- Whyte S, Pandor A, Stevenson M, et al., Bevacizumab in combination with fluoropyrimidine-based chemotherapy for the first-line treatment of metastatic colorectal cancer, September 2009
B The following organisations accepted the invitation to participate in this appraisal as consultees and commentators. They were invited to comment on the draft scope, the ERG report and the appraisal consultation document (ACD). Organisations listed in I were also invited to make written submissions. Organisations listed in II and III had the opportunity to give their expert views. Organisations listed in I and II also have the opportunity to appeal against the final appraisal determination.

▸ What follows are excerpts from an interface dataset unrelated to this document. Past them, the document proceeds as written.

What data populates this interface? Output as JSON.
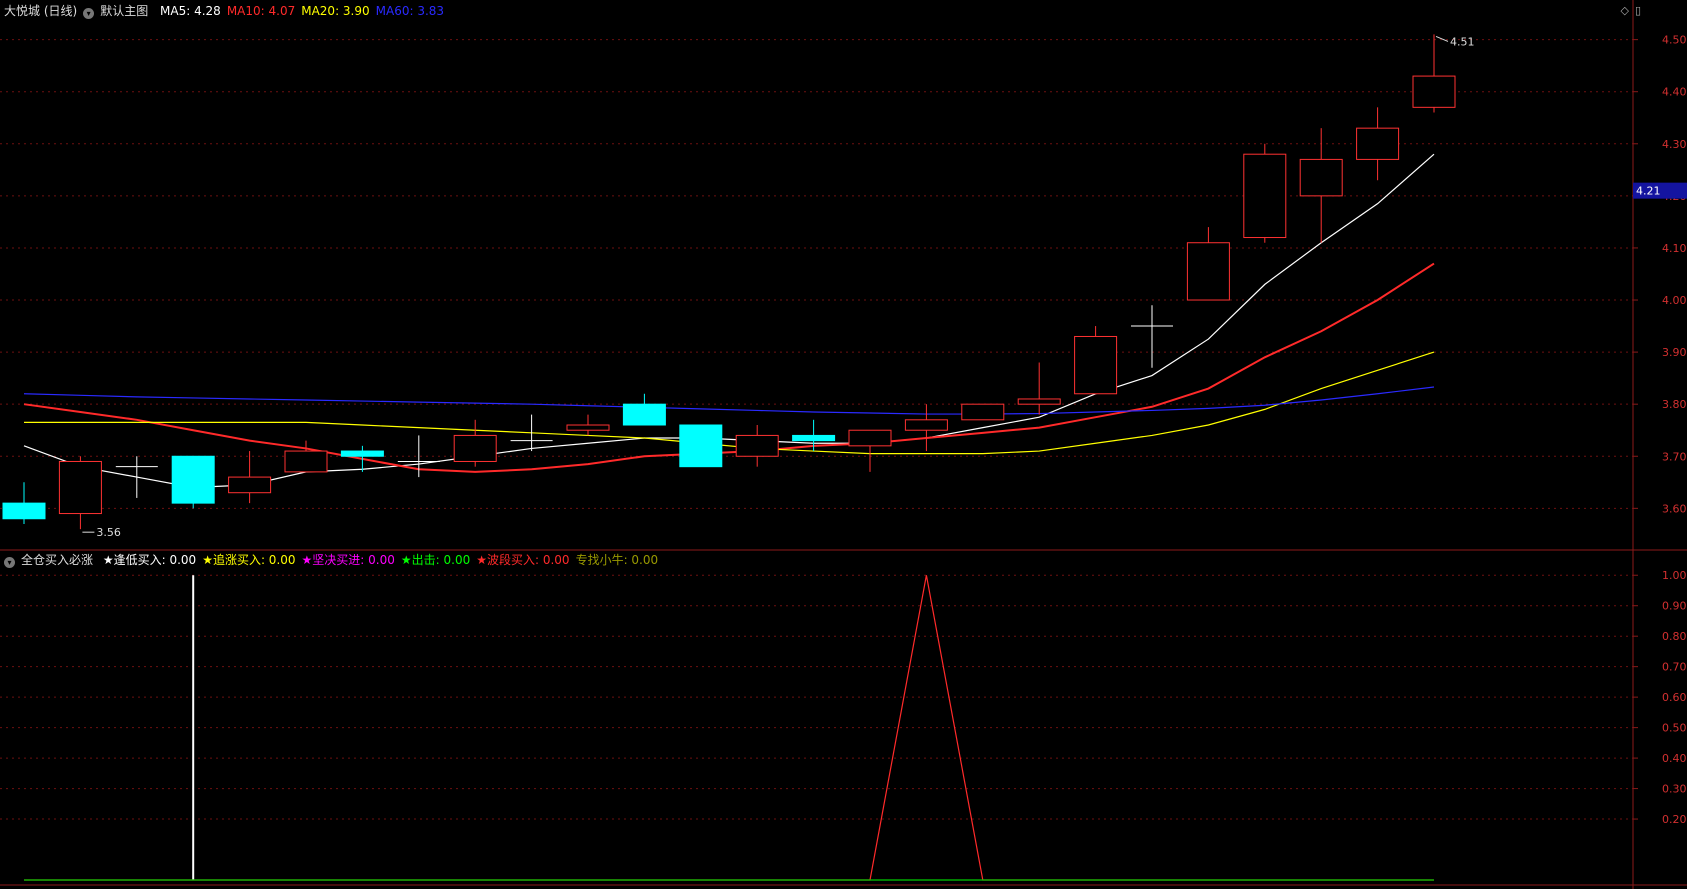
{
  "main": {
    "title": "大悦城 (日线)",
    "template": "默认主图",
    "ma": [
      {
        "label": "MA5:",
        "value": "4.28",
        "color": "#ffffff"
      },
      {
        "label": "MA10:",
        "value": "4.07",
        "color": "#ff2a2a"
      },
      {
        "label": "MA20:",
        "value": "3.90",
        "color": "#ffff00"
      },
      {
        "label": "MA60:",
        "value": "3.83",
        "color": "#2a2aff"
      }
    ],
    "last_price_tag": "4.21",
    "high_marker": "4.51",
    "low_marker": "3.56"
  },
  "sub": {
    "title": "全仓买入必涨",
    "indicators": [
      {
        "label": "★逢低买入:",
        "value": "0.00",
        "color": "#ffffff"
      },
      {
        "label": "★追涨买入:",
        "value": "0.00",
        "color": "#ffff00"
      },
      {
        "label": "★坚决买进:",
        "value": "0.00",
        "color": "#ff00ff"
      },
      {
        "label": "★出击:",
        "value": "0.00",
        "color": "#00ff00"
      },
      {
        "label": "★波段买入:",
        "value": "0.00",
        "color": "#ff2a2a"
      },
      {
        "label": "专找小牛:",
        "value": "0.00",
        "color": "#999900"
      }
    ]
  },
  "chart_data": [
    {
      "type": "candlestick",
      "name": "price",
      "ylim": [
        3.52,
        4.53
      ],
      "y_ticks": [
        "4.50",
        "4.40",
        "4.30",
        "4.20",
        "4.10",
        "4.00",
        "3.90",
        "3.80",
        "3.70",
        "3.60"
      ],
      "grid": true,
      "candles": [
        {
          "o": 3.61,
          "h": 3.65,
          "l": 3.57,
          "c": 3.58
        },
        {
          "o": 3.59,
          "h": 3.7,
          "l": 3.56,
          "c": 3.69
        },
        {
          "o": 3.68,
          "h": 3.7,
          "l": 3.62,
          "c": 3.68
        },
        {
          "o": 3.7,
          "h": 3.7,
          "l": 3.6,
          "c": 3.61
        },
        {
          "o": 3.63,
          "h": 3.71,
          "l": 3.61,
          "c": 3.66
        },
        {
          "o": 3.67,
          "h": 3.73,
          "l": 3.67,
          "c": 3.71
        },
        {
          "o": 3.71,
          "h": 3.72,
          "l": 3.67,
          "c": 3.7
        },
        {
          "o": 3.69,
          "h": 3.74,
          "l": 3.66,
          "c": 3.69
        },
        {
          "o": 3.69,
          "h": 3.77,
          "l": 3.68,
          "c": 3.74
        },
        {
          "o": 3.73,
          "h": 3.78,
          "l": 3.71,
          "c": 3.73
        },
        {
          "o": 3.75,
          "h": 3.78,
          "l": 3.74,
          "c": 3.76
        },
        {
          "o": 3.8,
          "h": 3.82,
          "l": 3.76,
          "c": 3.76
        },
        {
          "o": 3.76,
          "h": 3.76,
          "l": 3.68,
          "c": 3.68
        },
        {
          "o": 3.7,
          "h": 3.76,
          "l": 3.68,
          "c": 3.74
        },
        {
          "o": 3.74,
          "h": 3.77,
          "l": 3.71,
          "c": 3.73
        },
        {
          "o": 3.72,
          "h": 3.75,
          "l": 3.67,
          "c": 3.75
        },
        {
          "o": 3.75,
          "h": 3.8,
          "l": 3.71,
          "c": 3.77
        },
        {
          "o": 3.77,
          "h": 3.8,
          "l": 3.77,
          "c": 3.8
        },
        {
          "o": 3.8,
          "h": 3.88,
          "l": 3.78,
          "c": 3.81
        },
        {
          "o": 3.82,
          "h": 3.95,
          "l": 3.82,
          "c": 3.93
        },
        {
          "o": 3.95,
          "h": 3.99,
          "l": 3.87,
          "c": 3.95
        },
        {
          "o": 4.0,
          "h": 4.14,
          "l": 4.0,
          "c": 4.11
        },
        {
          "o": 4.12,
          "h": 4.3,
          "l": 4.11,
          "c": 4.28
        },
        {
          "o": 4.2,
          "h": 4.33,
          "l": 4.11,
          "c": 4.27
        },
        {
          "o": 4.27,
          "h": 4.37,
          "l": 4.23,
          "c": 4.33
        },
        {
          "o": 4.37,
          "h": 4.51,
          "l": 4.36,
          "c": 4.43
        }
      ],
      "ma_lines": [
        {
          "label": "MA5",
          "color": "#ffffff",
          "values": [
            3.72,
            3.68,
            3.66,
            3.64,
            3.645,
            3.67,
            3.675,
            3.685,
            3.7,
            3.715,
            3.725,
            3.735,
            3.735,
            3.73,
            3.725,
            3.725,
            3.735,
            3.755,
            3.775,
            3.82,
            3.855,
            3.925,
            4.03,
            4.11,
            4.185,
            4.28
          ]
        },
        {
          "label": "MA10",
          "color": "#ff2a2a",
          "values": [
            3.8,
            3.785,
            3.77,
            3.75,
            3.73,
            3.715,
            3.695,
            3.675,
            3.67,
            3.675,
            3.685,
            3.7,
            3.705,
            3.71,
            3.72,
            3.725,
            3.735,
            3.745,
            3.755,
            3.775,
            3.795,
            3.83,
            3.89,
            3.94,
            4.0,
            4.07
          ]
        },
        {
          "label": "MA20",
          "color": "#ffff00",
          "values": [
            3.765,
            3.765,
            3.765,
            3.765,
            3.765,
            3.765,
            3.76,
            3.755,
            3.75,
            3.745,
            3.74,
            3.735,
            3.725,
            3.715,
            3.71,
            3.705,
            3.705,
            3.705,
            3.71,
            3.725,
            3.74,
            3.76,
            3.79,
            3.83,
            3.865,
            3.9
          ]
        },
        {
          "label": "MA60",
          "color": "#2a2aff",
          "values": [
            3.82,
            3.817,
            3.814,
            3.812,
            3.81,
            3.808,
            3.806,
            3.804,
            3.802,
            3.8,
            3.797,
            3.794,
            3.791,
            3.788,
            3.785,
            3.783,
            3.781,
            3.781,
            3.782,
            3.785,
            3.788,
            3.792,
            3.798,
            3.808,
            3.82,
            3.833
          ]
        }
      ]
    },
    {
      "type": "line",
      "name": "indicator",
      "ylim": [
        0,
        1.05
      ],
      "y_ticks": [
        "1.00",
        "0.90",
        "0.80",
        "0.70",
        "0.60",
        "0.50",
        "0.40",
        "0.30",
        "0.20"
      ],
      "grid": true,
      "series": [
        {
          "label": "逢低买入",
          "color": "#ffffff",
          "style": "stick",
          "values": [
            0,
            0,
            0,
            1,
            0,
            0,
            0,
            0,
            0,
            0,
            0,
            0,
            0,
            0,
            0,
            0,
            0,
            0,
            0,
            0,
            0,
            0,
            0,
            0,
            0,
            0
          ]
        },
        {
          "label": "波段买入",
          "color": "#ff2a2a",
          "style": "line",
          "values": [
            0,
            0,
            0,
            0,
            0,
            0,
            0,
            0,
            0,
            0,
            0,
            0,
            0,
            0,
            0,
            0,
            1,
            0,
            0,
            0,
            0,
            0,
            0,
            0,
            0,
            0
          ]
        },
        {
          "label": "出击",
          "color": "#00cc00",
          "style": "line",
          "values": [
            0,
            0,
            0,
            0,
            0,
            0,
            0,
            0,
            0,
            0,
            0,
            0,
            0,
            0,
            0,
            0,
            0,
            0,
            0,
            0,
            0,
            0,
            0,
            0,
            0,
            0
          ]
        }
      ]
    }
  ]
}
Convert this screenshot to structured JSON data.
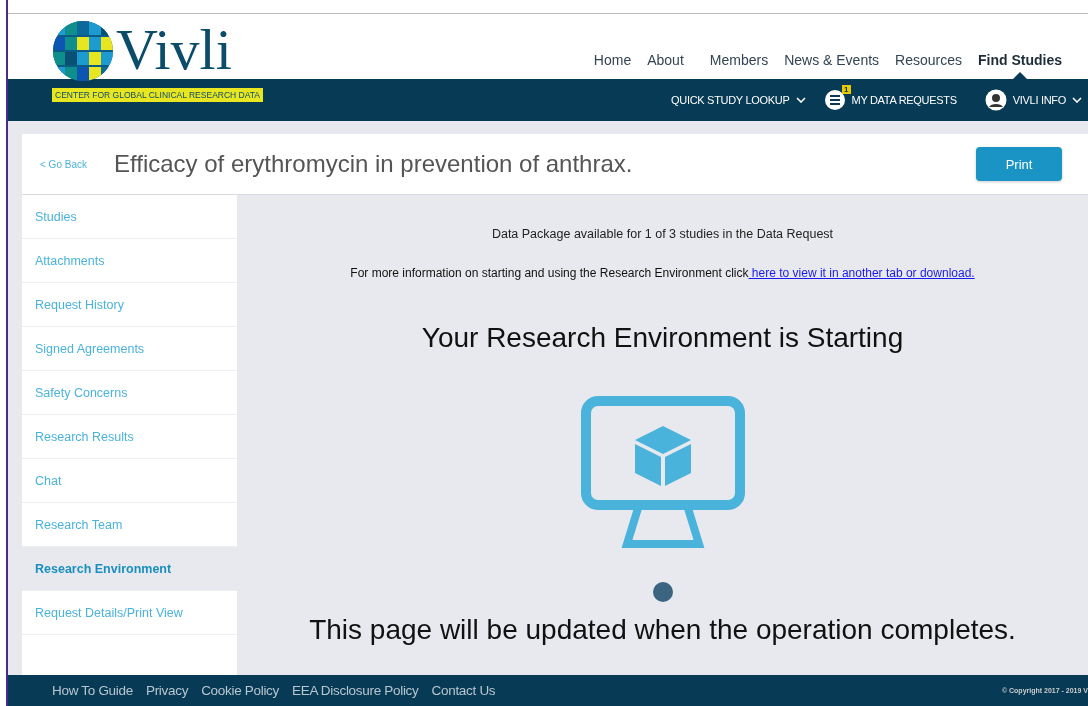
{
  "header": {
    "logo": {
      "wordmark": "Vivli",
      "tagline": "CENTER FOR GLOBAL CLINICAL RESEARCH DATA"
    },
    "nav": [
      {
        "label": "Home",
        "selected": false
      },
      {
        "label": "About",
        "selected": false
      },
      {
        "label": "Members",
        "selected": false
      },
      {
        "label": "News & Events",
        "selected": false
      },
      {
        "label": "Resources",
        "selected": false
      },
      {
        "label": "Find Studies",
        "selected": true
      }
    ],
    "toolbar": {
      "lookup": "QUICK STUDY LOOKUP",
      "requests": "MY DATA REQUESTS",
      "requests_badge": "1",
      "user": "VIVLI INFO"
    }
  },
  "page": {
    "back": "< Go Back",
    "title": "Efficacy of erythromycin in prevention of anthrax.",
    "print": "Print"
  },
  "sidebar": [
    {
      "label": "Studies",
      "selected": false
    },
    {
      "label": "Attachments",
      "selected": false
    },
    {
      "label": "Request History",
      "selected": false
    },
    {
      "label": "Signed Agreements",
      "selected": false
    },
    {
      "label": "Safety Concerns",
      "selected": false
    },
    {
      "label": "Research Results",
      "selected": false
    },
    {
      "label": "Chat",
      "selected": false
    },
    {
      "label": "Research Team",
      "selected": false
    },
    {
      "label": "Research Environment",
      "selected": true
    },
    {
      "label": "Request Details/Print View",
      "selected": false
    }
  ],
  "content": {
    "availability": "Data Package available for 1 of 3 studies in the Data Request",
    "info_text": "For more information on starting and using the Research Environment click",
    "info_link": " here to view it in another tab or download.",
    "heading": "Your Research Environment is Starting",
    "status": "This page will be updated when the operation completes."
  },
  "footer": {
    "links": [
      "How To Guide",
      "Privacy",
      "Cookie Policy",
      "EEA Disclosure Policy",
      "Contact Us"
    ],
    "copyright": "© Copyright 2017 - 2019 V"
  }
}
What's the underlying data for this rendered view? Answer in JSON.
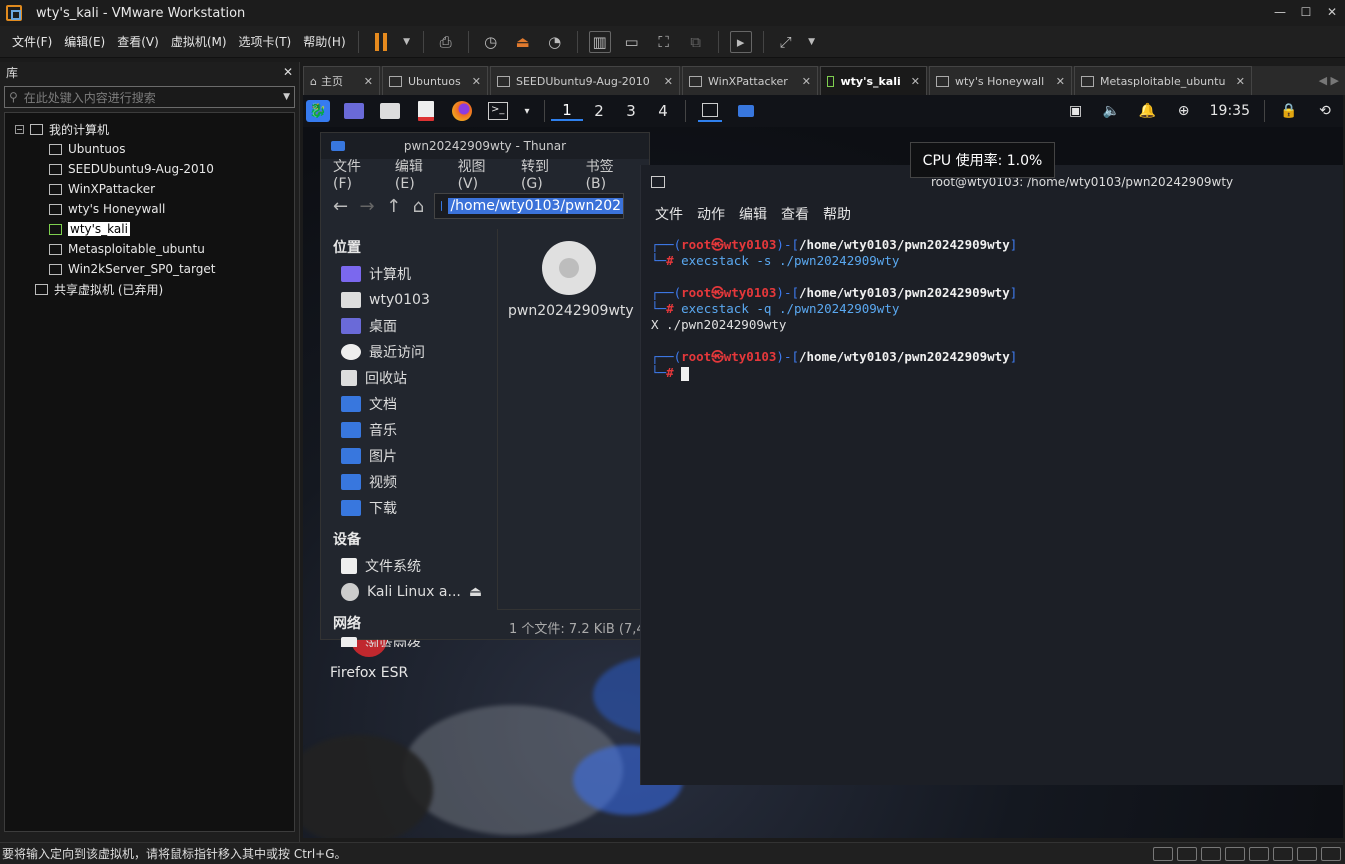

- Roche Products
II Professional/specialist and patient/carer groups:
- Association of Surgeons of Great Britain and Ireland
- Cancer Research UK
- Royal College of Nursing
- Royal College of Physicians, Medical Oncology Joint Special Committee
- Beating Bowel Cancer
- Bowel Cancer UK
- Macmillan Cancer Support
III Other consultees:
- Department of Health
- NHS Manchester
- Welsh Assembly Government
IV Commentator organisations (did not provide written evidence and without the right of appeal):
- Department of Health, Social Services and Public Safety for Northern Ireland
- Medicines and Healthcare products Regulatory Agency
- NHS Quality Improvement Scotland
- Scottish Medicines Consortium
- Medac UK
- Merck Serono
- Roche Products
- Institute of Cancer Research
- MRC Clinical Trials Unit
- National Institute for Health Research Health Technology Assessment Programme
- School of Health and Related Research (ScHARR)
- National Collaborating Centre for Cancer
C The following individuals were selected from clinical specialist and patient expert nominations from the non-manufacturer/sponsor consultees and commentators. They gave their expert personal view on bevacizumab in combination with oxaliplatin and either 5-fluorouracil or capecitabine for the treatment of metastatic colorectal cancer by attending the initial Committee discussion and providing written evidence to the Committee. They are invited to comment on the ACD.
- Professor Daniel Hochhauser nominated by the Royal College of Physicians on behalf of NCRI/RCP/RCR/ACP/JCCO – clinical specialist
- Dr Rob Glynne-Jones nominated by Bowel Cancer UK – clinical specialist
- Ian Beaumont (Director of Communications, Bowel Cancer UK) nominated by Bowel Cancer UK
- Barbara Moss nominated by Bowel Cancer UK – patient expert
This page was last updated: 27 September 2010